Duluth Mayor Don Ness said Harbor Bay builds a “very high-quality product” and has been responsive and open to accommodating community interest.
“With this project, that will be of utmost importance,” he said, because of the emotional connection many Duluthians, including 1992 Central graduate Ness, have with the school. “I believe they will approach the project in a way that will be sensitive and respectful.”
The city will help Harbor Bay in some capacity, whether it’s with basic infrastructure or potential demolition.
“Being on this rocky hill, there will be challenges to developing it in the right way,” Ness said, and the current infrastructure that was meant to serve one school isn’t adequate.
Ness, too, said he was pleased with a sale to a single buyer. That makes for a “cohesive whole” as opposed to possibly competing visions, he said.
The development will “help address our very serious housing needs in Duluth, and it will expand the tax base and support local governments, including the school district,” Ness said.
It also will maintain green space and public access, via a connector trail that will travel through the property, for example, for the proposed Duluth Traverse Trail.
WHERE WILL THE MONEY GO?
The School Board will decide where the $10 million goes, with options including growing the once-nearly-depleted general fund reserves, paying for educational needs or reducing the property tax levy. It also could be a combination of any of those, said Bill Hanson, business services director for the district.
“The reality for us is we are still dealing with a fund balance lower than we want it to be, and tax relief is always a welcome thing for taxpayers,” he said, noting that paying for further efforts to boost the academic performance of students also would be welcome to many.
The district’s fund balance had been used to help pay Red Plan debt in recent years because properties such as Central hadn’t sold. The sales of leftover buildings were meant to help make payments. When the fund balance was too low to help make payments, property taxes were raised significantly in 2012 and 2013.

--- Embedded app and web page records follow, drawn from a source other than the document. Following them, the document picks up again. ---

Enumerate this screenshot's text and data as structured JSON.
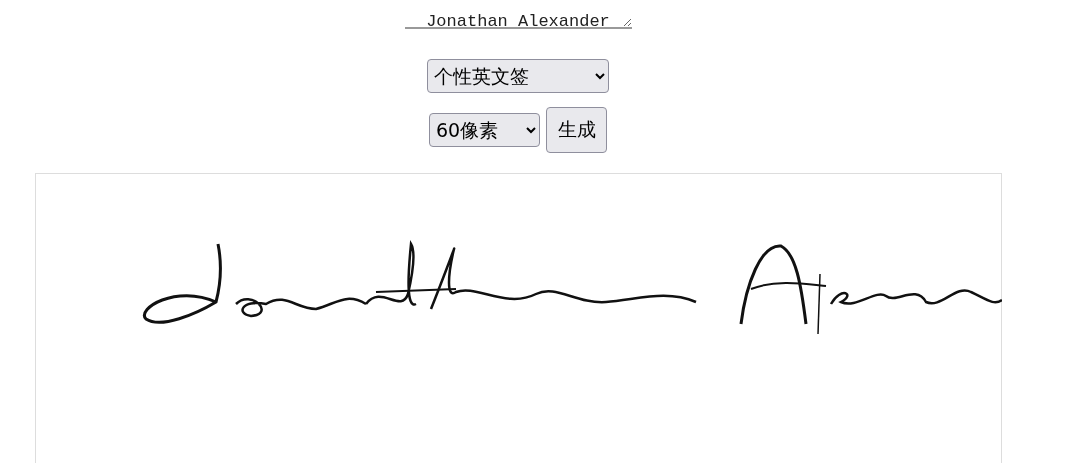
{
  "name_input": {
    "value": "Jonathan Alexander"
  },
  "style_select": {
    "value": "个性英文签"
  },
  "size_select": {
    "value": "60像素"
  },
  "generate_button": {
    "label": "生成"
  }
}
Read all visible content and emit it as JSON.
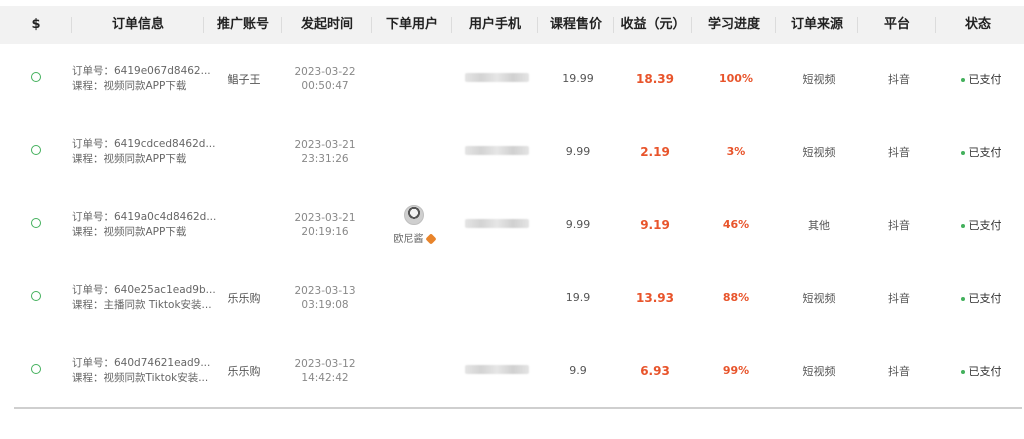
{
  "columns": {
    "select": "$",
    "order_info": "订单信息",
    "promoter": "推广账号",
    "created": "发起时间",
    "buyer": "下单用户",
    "phone": "用户手机",
    "price": "课程售价",
    "profit": "收益（元）",
    "progress": "学习进度",
    "source": "订单来源",
    "platform": "平台",
    "status": "状态"
  },
  "rows": [
    {
      "order_no": "订单号：6419e067d8462...",
      "course": "课程：视频同款APP下载",
      "promoter": "鲳子王",
      "date": "2023-03-22",
      "time": "00:50:47",
      "buyer": "",
      "price": "19.99",
      "profit": "18.39",
      "progress": "100%",
      "source": "短视频",
      "platform": "抖音",
      "status": "已支付"
    },
    {
      "order_no": "订单号：6419cdced8462d...",
      "course": "课程：视频同款APP下载",
      "promoter": "",
      "date": "2023-03-21",
      "time": "23:31:26",
      "buyer": "",
      "price": "9.99",
      "profit": "2.19",
      "progress": "3%",
      "source": "短视频",
      "platform": "抖音",
      "status": "已支付"
    },
    {
      "order_no": "订单号：6419a0c4d8462d...",
      "course": "课程：视频同款APP下载",
      "promoter": "",
      "date": "2023-03-21",
      "time": "20:19:16",
      "buyer": "欧尼酱",
      "price": "9.99",
      "profit": "9.19",
      "progress": "46%",
      "source": "其他",
      "platform": "抖音",
      "status": "已支付"
    },
    {
      "order_no": "订单号：640e25ac1ead9b...",
      "course": "课程：主播同款 Tiktok安装...",
      "promoter": "乐乐购",
      "date": "2023-03-13",
      "time": "03:19:08",
      "buyer": "",
      "price": "19.9",
      "profit": "13.93",
      "progress": "88%",
      "source": "短视频",
      "platform": "抖音",
      "status": "已支付"
    },
    {
      "order_no": "订单号：640d74621ead9...",
      "course": "课程：视频同款Tiktok安装...",
      "promoter": "乐乐购",
      "date": "2023-03-12",
      "time": "14:42:42",
      "buyer": "",
      "price": "9.9",
      "profit": "6.93",
      "progress": "99%",
      "source": "短视频",
      "platform": "抖音",
      "status": "已支付"
    }
  ],
  "colors": {
    "accent_profit": "#e8542b",
    "status_dot": "#43b05c",
    "header_bg": "#f2f2f2"
  }
}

Some administrators and board members have said they would like to replace some of the reserve money. That would allow the district to pay bills without resorting to short-term borrowing and paying interest costs; that’s been an annual event in recent years because of the timing of state aid payments.
For that reason and for urgent needs, that option would be preferable, said board Chairman Mike Miernicki.
But it’s something the board will discuss, he said, noting the news of the sale was “wonderful.”
The current reserve amount is $4.1 million. A board policy says it should be 10 percent of annual expenditures, which are about $100 million.